A husband kept apart from his beloved wife for three months by coronavirus told of his heartbreak at being unable to support her before her death.

Peter Wilkins, 69, was unable to visit his wife Linda Wilkins, also 69, during the pandemic as she lay ill and confused in a care home.

The couple, from Stockport, Greater Manchester, were happily married for 47 years before Linda died unexpectedly on Wednesday.

Their last moment together was three months prior when an exception was made for them to mark their 47th wedding anniversary on August 25.

Linda lived in a care home and the couple, both born blind, were only able to communicate via telephone due to coronavirus restrictions with window visits and video calls redundant to them.

Now widowed, Peter does not want others to suffer the same heartbreaking experiences he did and wishes to raise awareness of the difficulties.

Linda lived in a care home

He told Manchester Evening News : "I never said goodbye to her really. Linda was lying in her bed and I was sitting further away in a chair.

“She asked me to give her a kiss and I said that I couldn’t because of the virus.

“That would have been the last time I was able to and I couldn’t put it right."

Current coronavirus restrictions bans visits to care homes.

But Peter believes partners or close relatives should be allowed to visit once or twice a week with the right precautions.

Peter is now campaigning for care home visitors' rights

Despite the excellent care his wife received at Fernlea, he said he felt unable to support her in her final moments.

He said: "It really was a very difficult situation and I don't want anyone else to go through it.

"Linda needed me there to monitor what was happening. You just don’t get the full facts over the phone.

"I would have gone everyday under normal circumstances. I would have known if she was having problems and when I was leaving I would have gone to talk with the staff. I always used to do that before.

Window visits and video calls were redundant to Peter and Linda who were both born blind

“I was her advocate throughout our life because I was more confident than she was.

“It was very difficult because I wanted to be there to support her and solve any problems.

“It’s no criticism of the care home staff. Fernlea is an excellent nursing home.

“I don’t think she understood what was happening and in the last two months she went significantly downhill."

Peter and Linda met at Henshaws School for the Blind in Manchester and eventually settled down together in Stockport. They both loved music and would spend hours listening to the radio.

The couple were only able to communicate via telephone due to coronavirus

Peter said: “We had a perfectly normal marriage like any other couple would."

When Linda developed long-term health problems, Peter would often act as her advocate.

Linda had a spinal condition and facial disfigurement which they believe had been caused by anti-morning sickness drugs prescribed to her mother during pregnancy.
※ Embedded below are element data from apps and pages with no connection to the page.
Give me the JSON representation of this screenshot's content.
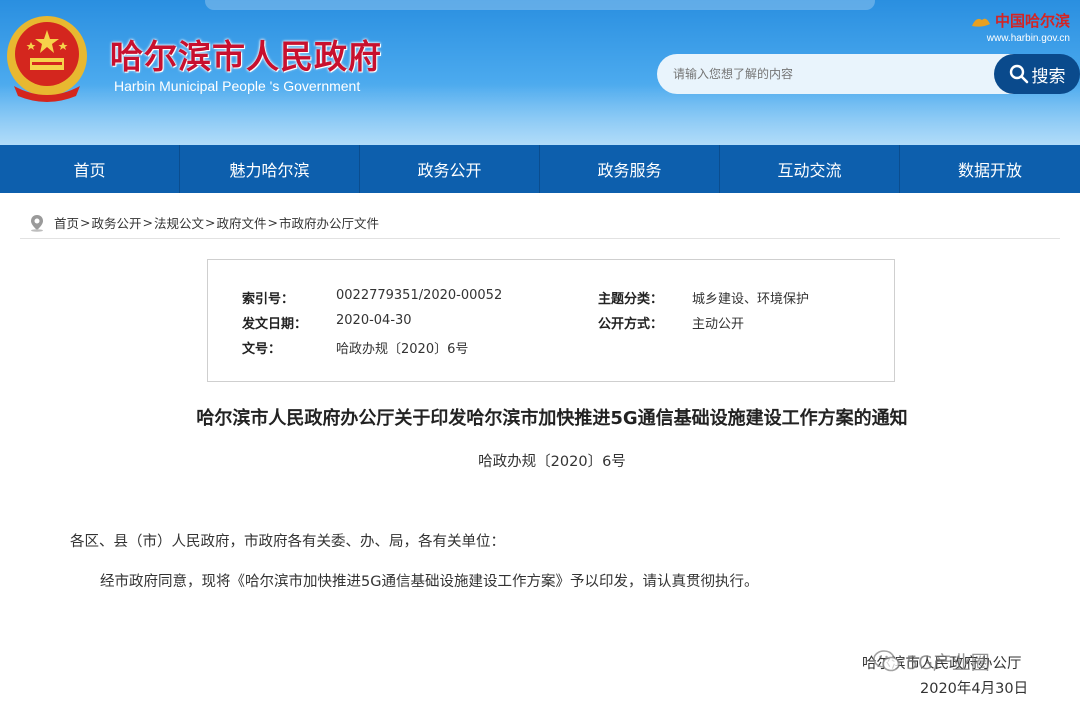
{
  "header": {
    "title": "哈尔滨市人民政府",
    "subtitle": "Harbin Municipal People 's Government",
    "brand_cn": "中国哈尔滨",
    "brand_url": "www.harbin.gov.cn",
    "search_placeholder": "请输入您想了解的内容",
    "search_button": "搜索"
  },
  "nav": [
    "首页",
    "魅力哈尔滨",
    "政务公开",
    "政务服务",
    "互动交流",
    "数据开放"
  ],
  "breadcrumb": [
    "首页",
    "政务公开",
    "法规公文",
    "政府文件",
    "市政府办公厅文件"
  ],
  "info": {
    "index_label": "索引号：",
    "index_value": "0022779351/2020-00052",
    "date_label": "发文日期：",
    "date_value": "2020-04-30",
    "docno_label": "文号：",
    "docno_value": "哈政办规〔2020〕6号",
    "topic_label": "主题分类：",
    "topic_value": "城乡建设、环境保护",
    "mode_label": "公开方式：",
    "mode_value": "主动公开"
  },
  "document": {
    "title": "哈尔滨市人民政府办公厅关于印发哈尔滨市加快推进5G通信基础设施建设工作方案的通知",
    "number": "哈政办规〔2020〕6号",
    "addressee": "各区、县（市）人民政府，市政府各有关委、办、局，各有关单位：",
    "body": "经市政府同意，现将《哈尔滨市加快推进5G通信基础设施建设工作方案》予以印发，请认真贯彻执行。",
    "signature": "哈尔滨市人民政府办公厅",
    "date": "2020年4月30日"
  },
  "watermark": "5G产业圈",
  "colors": {
    "nav": "#0d5fad",
    "title_red": "#c8102e",
    "search_button": "#0a4a8c"
  }
}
Three years ago, she developed rheumatoid arthritis which affected her mobility and in March, she became unable to walk.

She was admitted to Stockport’s Stepping Hill hospital as the Covid crisis hit the NHS in July and Peter was unable to visit.

Coronavirus travel advice

Eventually Linda was discharged to Fernlea nursing home where again visiting was not allowed due to coronavirus.

Peter said: "We had occasional chats on the phone but Linda was becoming cognitively disabled which meant she couldn’t cope with certain things.

"She struggled with holding the phone and would cut herself off when it touched her face.

"When I would call her back she didn’t know how to answer it."

Although incapacitated, Linda's death was unexpected.

Peter added: "I'd realised that she may never be able to come home, that she was too disabled to come home.

"But I expected her to live for a couple of years in that nursing home. I just didn't expect her to die when she did."

Peter is now campaigning for visitors' rights in care homes while he awaits the coroner's conclusions from the inquest into his wife's death.